    I’m surprised to hear that Frank hadn’t written SF before his encounter with dune ecology. Did Campbell keep him re-writing it for ten years? Wouldn’t surprise me. Herbert’s first big work was _Dragon in the Sea_, aka _Under Pressure_, in 1956.

    The black bean dish was probably what I called “Osaka baked beans” — cooked kuro mame reheated with bacon, bacon grease, sugar, and soy sauce. Hm, I haven’t made that in a while . . .

  12. Frederik Pohl says:
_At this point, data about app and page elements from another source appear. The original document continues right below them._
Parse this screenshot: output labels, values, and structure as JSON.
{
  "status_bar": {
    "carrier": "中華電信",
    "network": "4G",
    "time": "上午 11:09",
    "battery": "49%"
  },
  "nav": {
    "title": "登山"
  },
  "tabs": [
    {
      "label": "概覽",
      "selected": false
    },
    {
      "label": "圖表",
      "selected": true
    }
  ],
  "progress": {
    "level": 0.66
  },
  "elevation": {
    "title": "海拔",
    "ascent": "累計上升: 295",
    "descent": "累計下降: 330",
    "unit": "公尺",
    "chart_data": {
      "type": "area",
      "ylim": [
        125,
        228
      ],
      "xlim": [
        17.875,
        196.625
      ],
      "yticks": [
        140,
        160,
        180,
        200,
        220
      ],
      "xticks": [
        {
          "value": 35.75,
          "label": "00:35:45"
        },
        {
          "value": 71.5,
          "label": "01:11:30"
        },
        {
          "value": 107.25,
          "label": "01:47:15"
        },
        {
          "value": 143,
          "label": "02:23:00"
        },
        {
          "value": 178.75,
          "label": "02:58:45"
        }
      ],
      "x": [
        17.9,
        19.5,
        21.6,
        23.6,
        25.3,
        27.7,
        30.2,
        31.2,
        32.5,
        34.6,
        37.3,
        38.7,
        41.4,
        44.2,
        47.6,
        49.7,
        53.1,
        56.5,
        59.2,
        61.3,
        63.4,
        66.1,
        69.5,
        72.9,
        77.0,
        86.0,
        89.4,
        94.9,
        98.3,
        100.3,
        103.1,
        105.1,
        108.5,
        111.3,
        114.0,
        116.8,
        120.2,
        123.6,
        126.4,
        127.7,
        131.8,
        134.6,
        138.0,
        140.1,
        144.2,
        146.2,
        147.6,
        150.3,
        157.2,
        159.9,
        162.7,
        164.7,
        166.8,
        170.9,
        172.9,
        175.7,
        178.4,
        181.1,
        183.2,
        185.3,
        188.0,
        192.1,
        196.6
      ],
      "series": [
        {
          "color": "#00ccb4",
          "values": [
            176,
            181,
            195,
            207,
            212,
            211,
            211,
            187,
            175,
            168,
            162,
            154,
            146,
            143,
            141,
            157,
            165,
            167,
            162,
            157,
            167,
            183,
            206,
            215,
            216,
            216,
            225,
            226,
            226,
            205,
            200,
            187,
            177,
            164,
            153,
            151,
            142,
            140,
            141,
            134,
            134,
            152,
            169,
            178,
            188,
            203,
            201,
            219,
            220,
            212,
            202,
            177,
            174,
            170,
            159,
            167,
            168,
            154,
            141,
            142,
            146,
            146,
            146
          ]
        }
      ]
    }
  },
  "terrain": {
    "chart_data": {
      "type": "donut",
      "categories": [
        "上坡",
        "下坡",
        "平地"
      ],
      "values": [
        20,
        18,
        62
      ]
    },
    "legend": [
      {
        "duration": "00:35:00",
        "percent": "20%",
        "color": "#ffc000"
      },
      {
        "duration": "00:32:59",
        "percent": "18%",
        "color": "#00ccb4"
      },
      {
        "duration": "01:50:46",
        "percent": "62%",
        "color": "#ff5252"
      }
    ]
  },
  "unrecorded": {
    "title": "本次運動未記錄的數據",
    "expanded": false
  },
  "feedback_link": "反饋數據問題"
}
    My eagle-eyed blogmeister, Leah Zeldes, caught the fact that Dick Cheney was from a different historical period than the others Frank mentioned. We talked it over for a while, but I remained convinced that it was what Frank had said (I can be wrong, but it doesn’t keep me from being positive) so we let it stand.

  13. E.P. Grondine says:

    Any rememberances about L. Ron Hubbard you could share?

  14. the blog team says:

    E.P. Grondine: Over at the right is the tag cloud, click on “L. Ron Hubbard” and it will bring you several posts on Hubbard. Or use the search box.

  15. Serkanner says:

    I am an avid fan of Frank Herbert’s work and would like to invite other fans to discuss his work at

  16. CWickenkamp says:

    I enjoyed Dune, and it is interesting that Herbert was inspired by real places and people, but please check your facts. Dick Cheney was but a college boy in his early twenties when Dune was written, as a number of people have pointed out. Just doesn’t make sense.

  17. Jeff says:


    It’s a joke, folks.

    Please reinsert sense of humor before continuing.

  18. Askaris de Dar says:

    Hi Mr Pohl ! I found this in “Son of Space Opera”,an extract from “History of the Science Fiction Magazine” by Mike Ashley:

    « For Galaxy it was also a time of change and 1969 proved to be a watershed year. In March 1969 Robert M. Guinn finalized a deal to sell Galaxy to Arnold Abramson of Universal Publishing and Distributing Corporation (UPD). The deal went through while Pohl was at an International Film Festival in Rio de Janeiro, so it took him a little by surprise, but it provoked him into an action he had long been considering. Rather than go with the magazine to the new publisher, Pohl quit and decided to return to writing.(…)

    The change should have been effective from the June 1969 issue but printing problems caused a slippage and the June issue became the July issue. This issue was effectively still Pohl’s. He wrote the editorial and had selected the stories. The coup for that issue was the start of Frank Herbert’s serial, ‘Dune Messiah’ (July-November 1969), the latest in the Dune saga which was already starting to take on mythic proportions. The serial was too mystical for John W. Campbell, but ideal for Galaxy.»

    …So, I was wondering who was the “Dune Messiah” editor ? Only you or you AND Mr Jakobsson ? And Mrs Del Rey ? Any comments ? Thanks in advance.

  19. Jeffri says:

    what a perfect poem. I have been reniadg and reniadg through your blog and, although our situations are different I truly recognize the rawness of your grief. I lost my daughter four years ago and I remember that first year of pain like it was yesterday. It will always be difficult but not like those early days. I will keep you in my thoughts, wishing you strength and moments of peace.